Artistic director Sandra Hebron said this year's festival had an emphasis on "politics, history, memory."
"But we have very fine films on topics ranging from pop music to prison life, from sheepherding to sport," she said.
The festival has snagged the first public screening of the new 007 adventure, "Quantum of Solace." It will make its debut for a paying audience on Oct. 29, immediately after a world premiere for an invited crowd including Prince William and Prince Harry. The film opens around the world beginning Oct. 31.
Other high-profile offerings at the festival are Oliver Stone's "W," which stars Josh Brolin as President Bush; Steven Soderbergh's biopic of the revolutionary icon, "Che"; and Woody Allen's Spanish-set "Vicky Cristina Barcelona."
Films receiving gala screenings include Israeli director Ari Folman's animated anti-war feature, "Waltz With Bashir"; "The Brothers Bloom," a caper film from U.S. director Rian Johnson ("Brick") starring Rachel Weisz and Adrien Brody; and "Easy Virtue," a 1920s period comedy starring Ben Barnes as a young man who shocks his upper-crust English family by bringing home his American bride, played by Jessica Alba.
The festival closes Oct. 30 with "Slumdog Millionaire," "Trainspotting" director Danny Boyle's film about an Indian teenager on the verge of winning a fortune on a TV quiz show.
A strong slate of British films includes director Steve McQueen's "Hunger," about Irish Republican Army hunger-striker Bobby Sands, and Michael Winterbottom's "Genova," which stars Colin Firth as a bereaved academic adrift in the Italian port city.
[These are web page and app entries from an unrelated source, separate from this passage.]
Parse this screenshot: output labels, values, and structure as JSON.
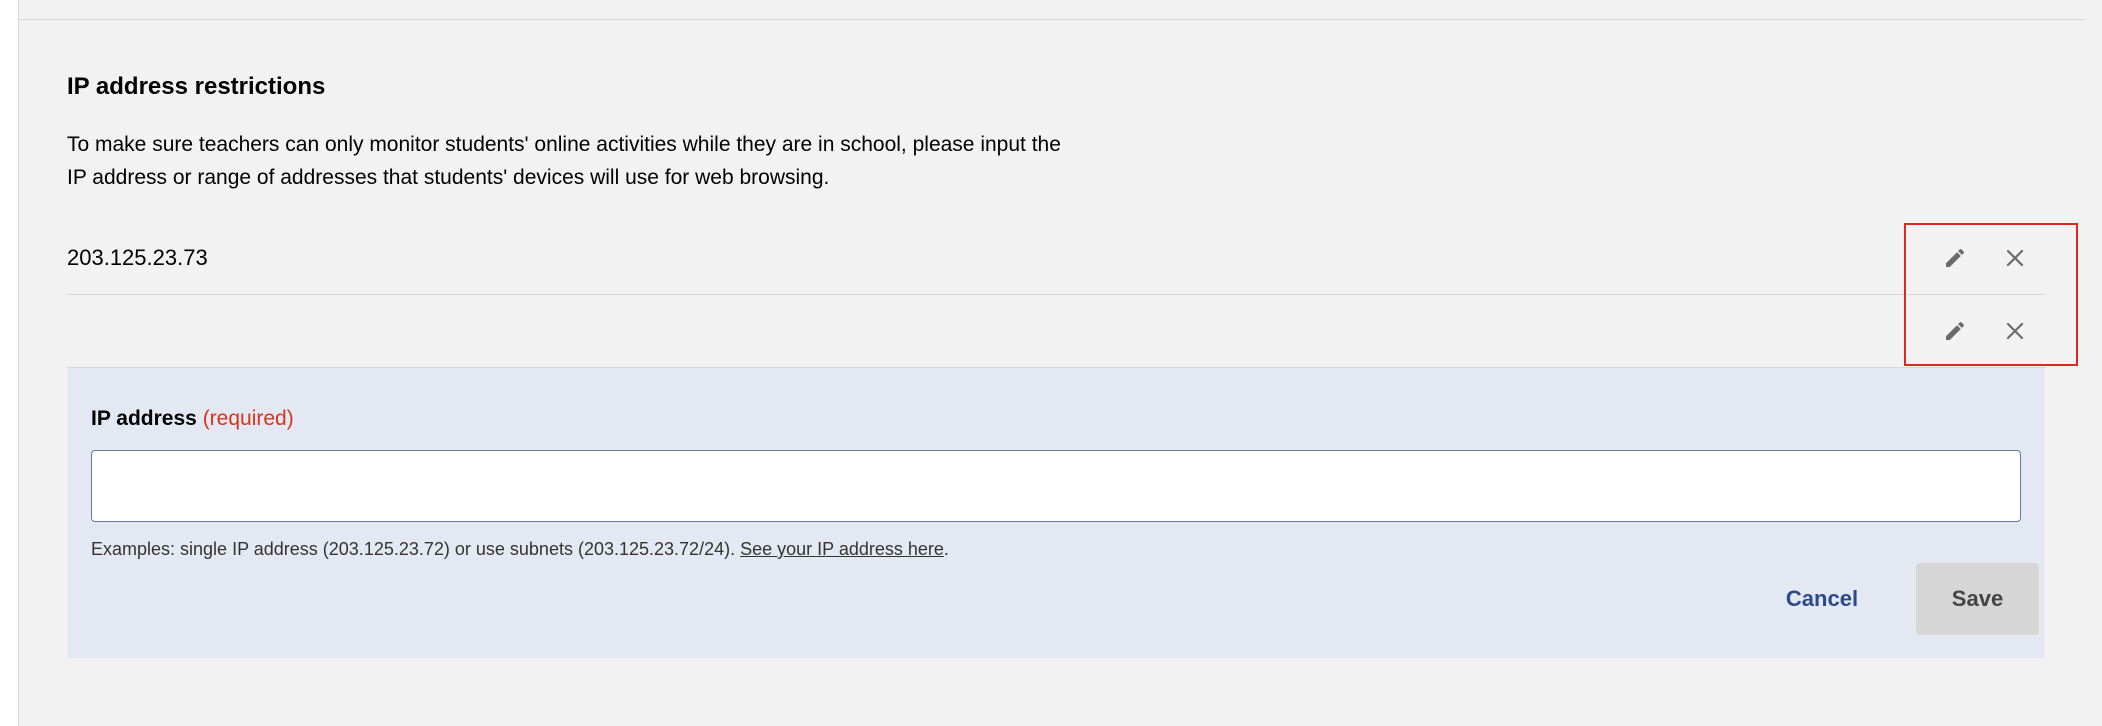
{
  "section": {
    "title": "IP address restrictions",
    "description": "To make sure teachers can only monitor students' online activities while they are in school, please input the IP address or range of addresses that students' devices will use for web browsing."
  },
  "ip_list": [
    {
      "value": "203.125.23.73",
      "edit_icon": "pencil-icon",
      "remove_icon": "close-icon"
    },
    {
      "value": "",
      "edit_icon": "pencil-icon",
      "remove_icon": "close-icon"
    }
  ],
  "form": {
    "label": "IP address",
    "required_text": "(required)",
    "input_value": "",
    "input_placeholder": "",
    "hint_prefix": "Examples: single IP address (203.125.23.72) or use subnets (203.125.23.72/24). ",
    "hint_link": "See your IP address here",
    "hint_suffix": ".",
    "cancel_label": "Cancel",
    "save_label": "Save"
  },
  "colors": {
    "background": "#f2f2f2",
    "form_panel": "#e4e8f2",
    "required": "#d4351c",
    "link_button": "#2b4a8b",
    "highlight": "#e0261d",
    "save_disabled": "#d6d6d6"
  }
}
Other British features include "Telstar," Nick Moran's film about legendary music producer Joe Meek, and Liverpool-born director Terence Davies' homage to his home town, "Of Time and the City."
Among the stars lined up to attend are Gwyneth Paltrow, Penelope Cruz, Liam Neeson and Omar Sharif.
Founded in 1957, the London festival aims to show the best of the past year's world cinema to a British audience and does not hand out major awards like rival festivals in Cannes, France, Toronto or Venice, Italy.
But Amanda Nevill, director of festival sponsor the British Film Institute, said London hopes to "compete more equally with the other great festivals of the world." This year's lineup of almost 300 films from 43 countries includes a record 15 world premieres.